Scan the material for the string "time" and copy out every line in which it occurs.

★ ★ ★ ★

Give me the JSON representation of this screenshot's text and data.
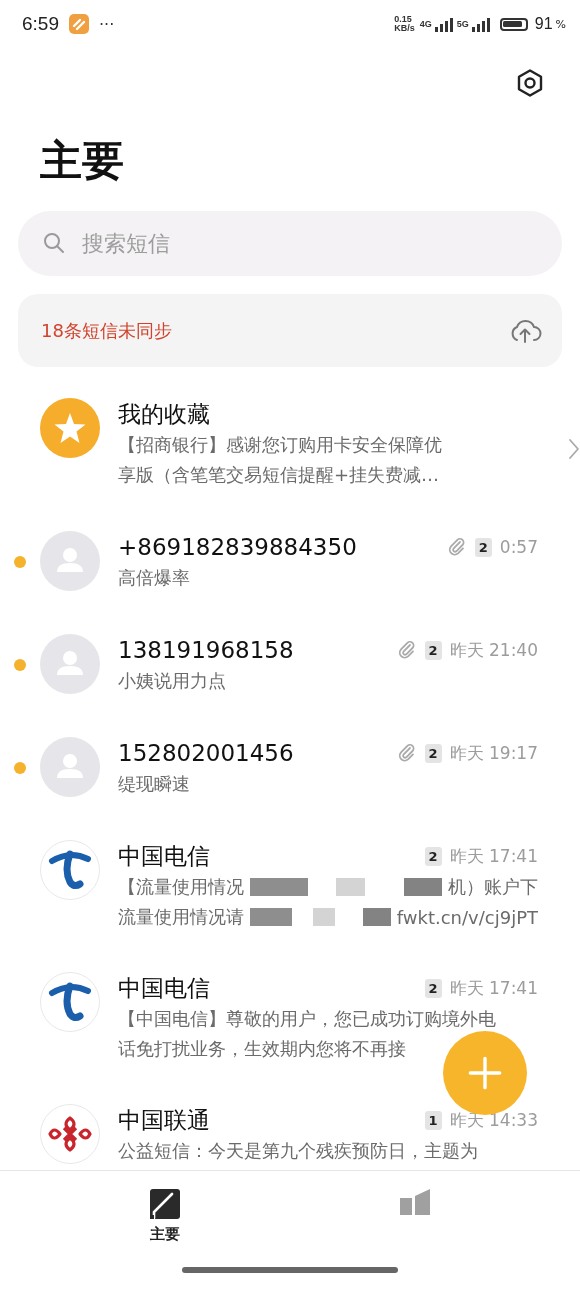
{
  "status_bar": {
    "time": "6:59",
    "more": "···",
    "speed": "0.15",
    "speed_unit": "KB/s",
    "network_1": "4G",
    "network_2": "5G",
    "battery": "91",
    "battery_unit": "%"
  },
  "title": "主要",
  "search": {
    "placeholder": "搜索短信"
  },
  "sync_banner": {
    "text": "18条短信未同步"
  },
  "conversations": [
    {
      "kind": "star",
      "name": "我的收藏",
      "unread": false,
      "attachment": false,
      "chevron": true,
      "preview": [
        [
          "【招商银行】感谢您订购用卡安全保障优"
        ],
        [
          "享版（含笔笔交易短信提醒+挂失费减…"
        ]
      ]
    },
    {
      "kind": "person",
      "name": "+869182839884350",
      "unread": true,
      "attachment": true,
      "sim": "2",
      "time": "0:57",
      "preview": [
        [
          "高倍爆率"
        ]
      ]
    },
    {
      "kind": "person",
      "name": "138191968158",
      "unread": true,
      "attachment": true,
      "sim": "2",
      "time": "昨天 21:40",
      "preview": [
        [
          "小姨说用力点"
        ]
      ]
    },
    {
      "kind": "person",
      "name": "152802001456",
      "unread": true,
      "attachment": true,
      "sim": "2",
      "time": "昨天 19:17",
      "preview": [
        [
          "缇现瞬速"
        ]
      ]
    },
    {
      "kind": "telecom",
      "name": "中国电信",
      "unread": false,
      "attachment": false,
      "sim": "2",
      "time": "昨天 17:41",
      "preview": [
        [
          "【流量使用情况",
          "机）账户下"
        ],
        [
          "流量使用情况请",
          "fwkt.cn/v/cj9jPT"
        ]
      ]
    },
    {
      "kind": "telecom",
      "name": "中国电信",
      "unread": false,
      "attachment": false,
      "sim": "2",
      "time": "昨天 17:41",
      "preview": [
        [
          "【中国电信】尊敬的用户，您已成功订购境外电"
        ],
        [
          "话免打扰业务，生效期内您将不再接"
        ]
      ]
    },
    {
      "kind": "unicom",
      "name": "中国联通",
      "unread": false,
      "attachment": false,
      "sim": "1",
      "time": "昨天 14:33",
      "preview": [
        [
          "公益短信：今天是第九个残疾预防日，主题为"
        ]
      ]
    }
  ],
  "bottom_tabs": [
    {
      "label": "主要",
      "selected": true,
      "kind": "compose"
    },
    {
      "selected": false,
      "kind": "blocks"
    }
  ]
}
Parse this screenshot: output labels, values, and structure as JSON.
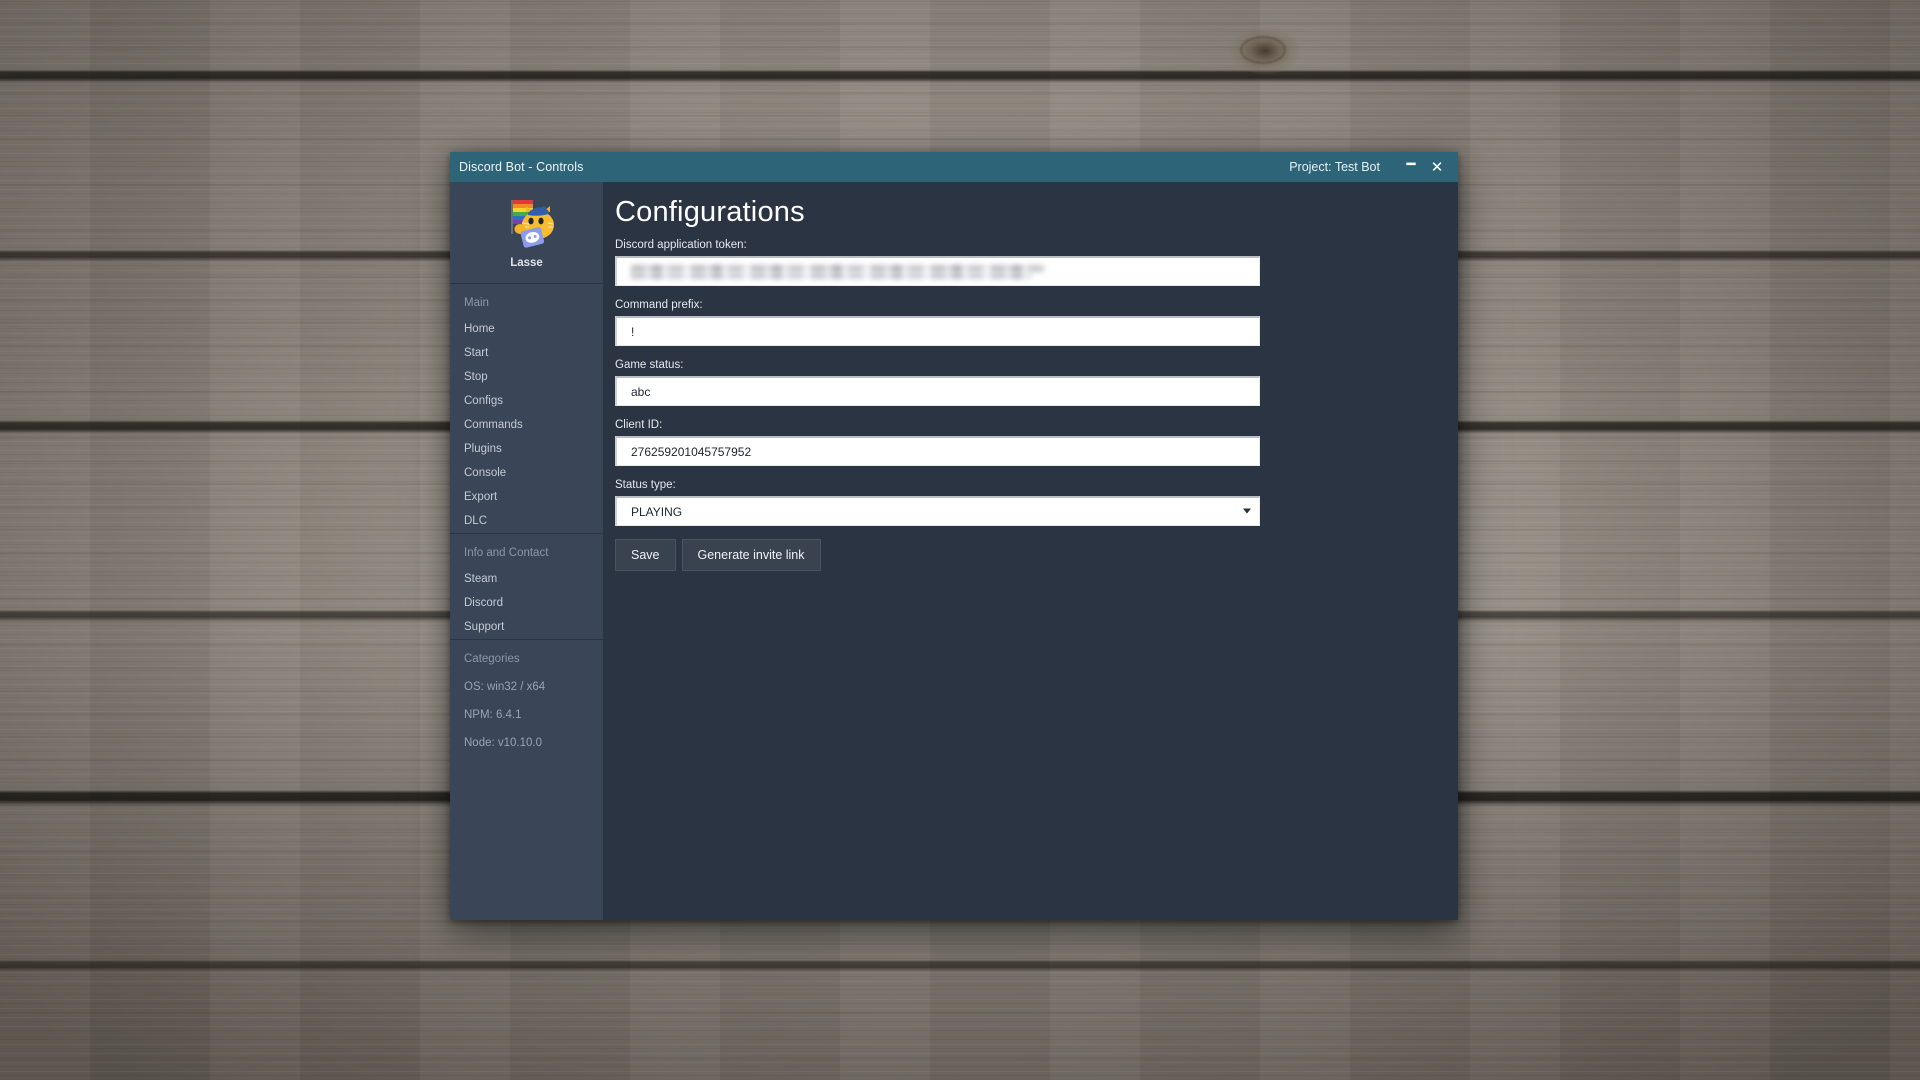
{
  "window": {
    "title": "Discord Bot - Controls",
    "project_label": "Project: Test Bot",
    "minimize_icon": "minimize-icon",
    "close_icon": "close-icon",
    "titlebar_color": "#2e6478",
    "sidebar_color": "#3a4557",
    "content_color": "#2b3442"
  },
  "sidebar": {
    "profile": {
      "name": "Lasse",
      "avatar_icon": "cat-pride-flag-discord-avatar"
    },
    "sections": [
      {
        "title": "Main",
        "items": [
          {
            "label": "Home"
          },
          {
            "label": "Start"
          },
          {
            "label": "Stop"
          },
          {
            "label": "Configs"
          },
          {
            "label": "Commands"
          },
          {
            "label": "Plugins"
          },
          {
            "label": "Console"
          },
          {
            "label": "Export"
          },
          {
            "label": "DLC"
          }
        ]
      },
      {
        "title": "Info and Contact",
        "items": [
          {
            "label": "Steam"
          },
          {
            "label": "Discord"
          },
          {
            "label": "Support"
          }
        ]
      }
    ],
    "categories": {
      "title": "Categories",
      "items": [
        {
          "label": "OS: win32 / x64"
        },
        {
          "label": "NPM: 6.4.1"
        },
        {
          "label": "Node: v10.10.0"
        }
      ]
    }
  },
  "main": {
    "page_title": "Configurations",
    "fields": [
      {
        "label": "Discord application token:",
        "value": "",
        "placeholder": "",
        "redacted": true,
        "name": "discord-application-token"
      },
      {
        "label": "Command prefix:",
        "value": "!",
        "placeholder": "",
        "name": "command-prefix"
      },
      {
        "label": "Game status:",
        "value": "abc",
        "placeholder": "",
        "name": "game-status"
      },
      {
        "label": "Client ID:",
        "value": "276259201045757952",
        "placeholder": "",
        "name": "client-id"
      }
    ],
    "status_type": {
      "label": "Status type:",
      "selected": "PLAYING",
      "arrow_icon": "chevron-down-icon"
    },
    "buttons": {
      "save": "Save",
      "generate_invite": "Generate invite link"
    }
  }
}
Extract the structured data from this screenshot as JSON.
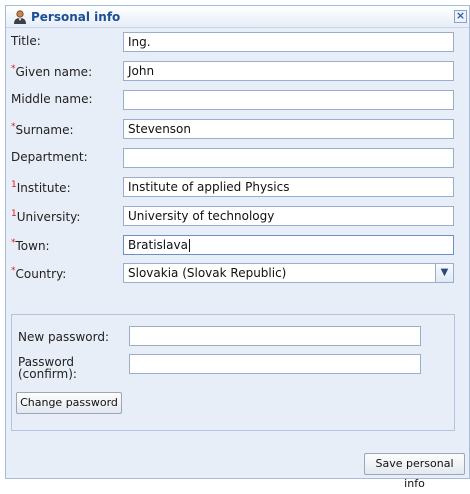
{
  "header": {
    "title": "Personal info",
    "icon": "user-icon",
    "close_glyph": "×"
  },
  "fields": {
    "title": {
      "label": "Title:",
      "value": "Ing.",
      "required": false
    },
    "given_name": {
      "label": "Given name:",
      "value": "John",
      "required": true,
      "marker": "*"
    },
    "middle_name": {
      "label": "Middle name:",
      "value": "",
      "required": false
    },
    "surname": {
      "label": "Surname:",
      "value": "Stevenson",
      "required": true,
      "marker": "*"
    },
    "department": {
      "label": "Department:",
      "value": "",
      "required": false
    },
    "institute": {
      "label": "Institute:",
      "value": "Institute of applied Physics",
      "required": true,
      "marker": "1"
    },
    "university": {
      "label": "University:",
      "value": "University of technology",
      "required": true,
      "marker": "1"
    },
    "town": {
      "label": "Town:",
      "value": "Bratislava",
      "required": true,
      "marker": "*"
    },
    "country": {
      "label": "Country:",
      "value": "Slovakia (Slovak Republic)",
      "required": true,
      "marker": "*"
    }
  },
  "password": {
    "new_label": "New password:",
    "confirm_label": "Password (confirm):",
    "change_button": "Change password"
  },
  "save_button": "Save personal info",
  "colors": {
    "accent": "#1a4f95",
    "required": "#d91c1c",
    "panel_bg": "#e8eef7"
  }
}
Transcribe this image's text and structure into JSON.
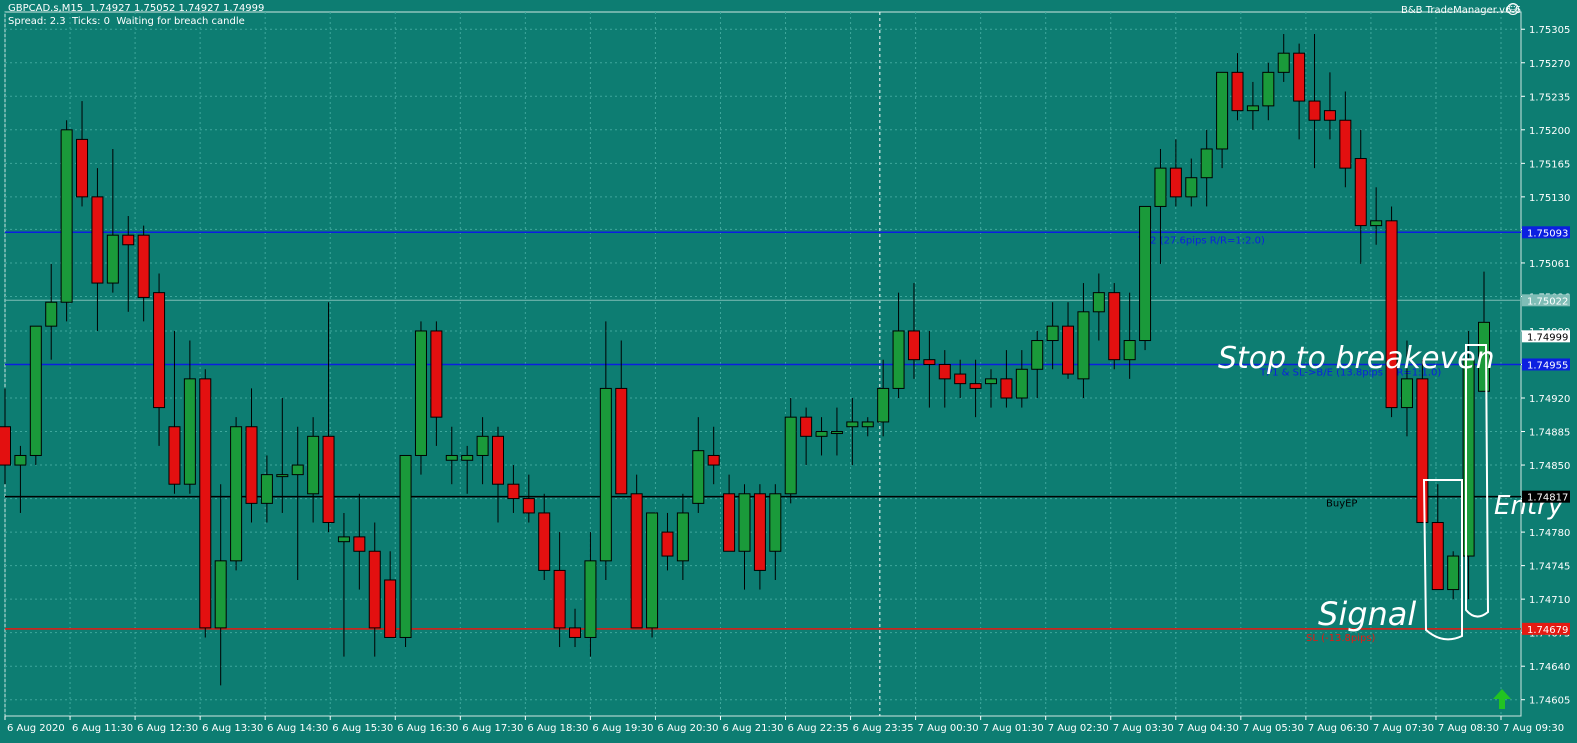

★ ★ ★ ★

→ Response below:
    "time": "6:59",
      "time": "0:57",
      "time": "昨天 21:40",
      "time": "昨天 19:17",
      "time": "昨天 17:41",
      "time": "昨天 17:41",
      "time": "昨天 14:33",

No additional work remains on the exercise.